→ EXERCISE DETAILS:
Only the text of the records, copied exactly, is wanted; no pictures.

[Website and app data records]
════════

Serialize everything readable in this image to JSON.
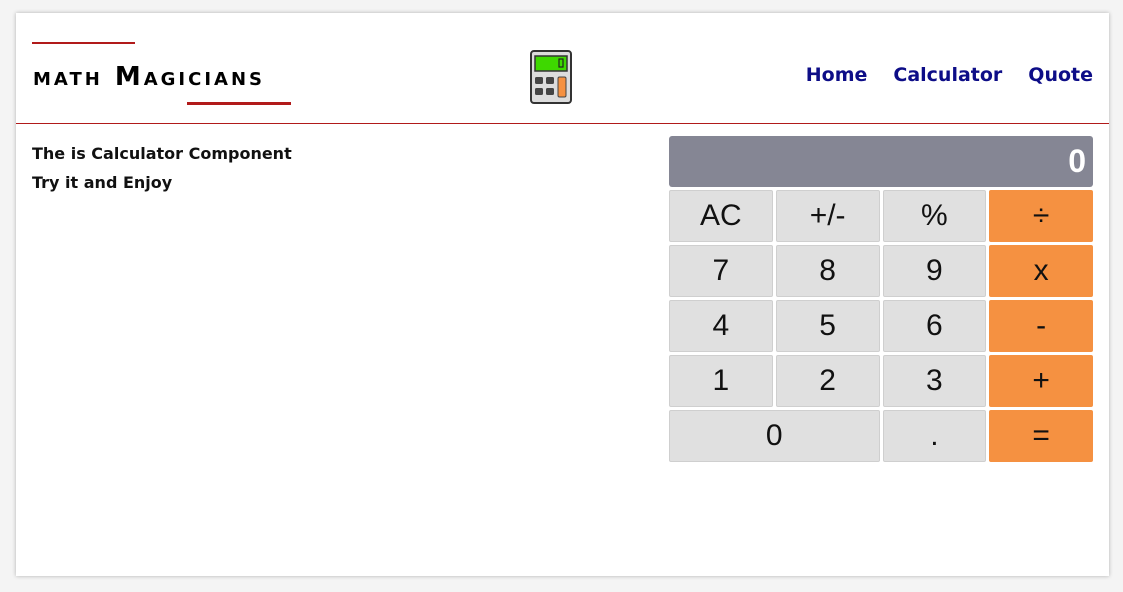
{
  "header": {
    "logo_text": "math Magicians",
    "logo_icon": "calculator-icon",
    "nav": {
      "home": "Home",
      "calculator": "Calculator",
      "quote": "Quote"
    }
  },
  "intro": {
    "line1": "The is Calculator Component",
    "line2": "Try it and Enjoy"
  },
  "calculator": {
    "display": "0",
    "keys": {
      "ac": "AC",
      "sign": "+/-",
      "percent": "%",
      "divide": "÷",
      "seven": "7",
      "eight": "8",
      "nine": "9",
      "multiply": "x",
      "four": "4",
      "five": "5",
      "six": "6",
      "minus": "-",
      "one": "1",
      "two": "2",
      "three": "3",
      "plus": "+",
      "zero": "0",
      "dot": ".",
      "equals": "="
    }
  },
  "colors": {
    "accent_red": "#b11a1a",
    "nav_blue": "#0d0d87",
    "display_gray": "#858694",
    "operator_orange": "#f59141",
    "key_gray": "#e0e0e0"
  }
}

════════

→ EXERCISE RESULT:
Serialize everything readable in this image to JSON.
{
  "header": {
    "logo_text": "math Magicians",
    "logo_icon": "calculator-icon",
    "nav": {
      "home": "Home",
      "calculator": "Calculator",
      "quote": "Quote"
    }
  },
  "intro": {
    "line1": "The is Calculator Component",
    "line2": "Try it and Enjoy"
  },
  "calculator": {
    "display": "0",
    "keys": {
      "ac": "AC",
      "sign": "+/-",
      "percent": "%",
      "divide": "÷",
      "seven": "7",
      "eight": "8",
      "nine": "9",
      "multiply": "x",
      "four": "4",
      "five": "5",
      "six": "6",
      "minus": "-",
      "one": "1",
      "two": "2",
      "three": "3",
      "plus": "+",
      "zero": "0",
      "dot": ".",
      "equals": "="
    }
  },
  "colors": {
    "accent_red": "#b11a1a",
    "nav_blue": "#0d0d87",
    "display_gray": "#858694",
    "operator_orange": "#f59141",
    "key_gray": "#e0e0e0"
  }
}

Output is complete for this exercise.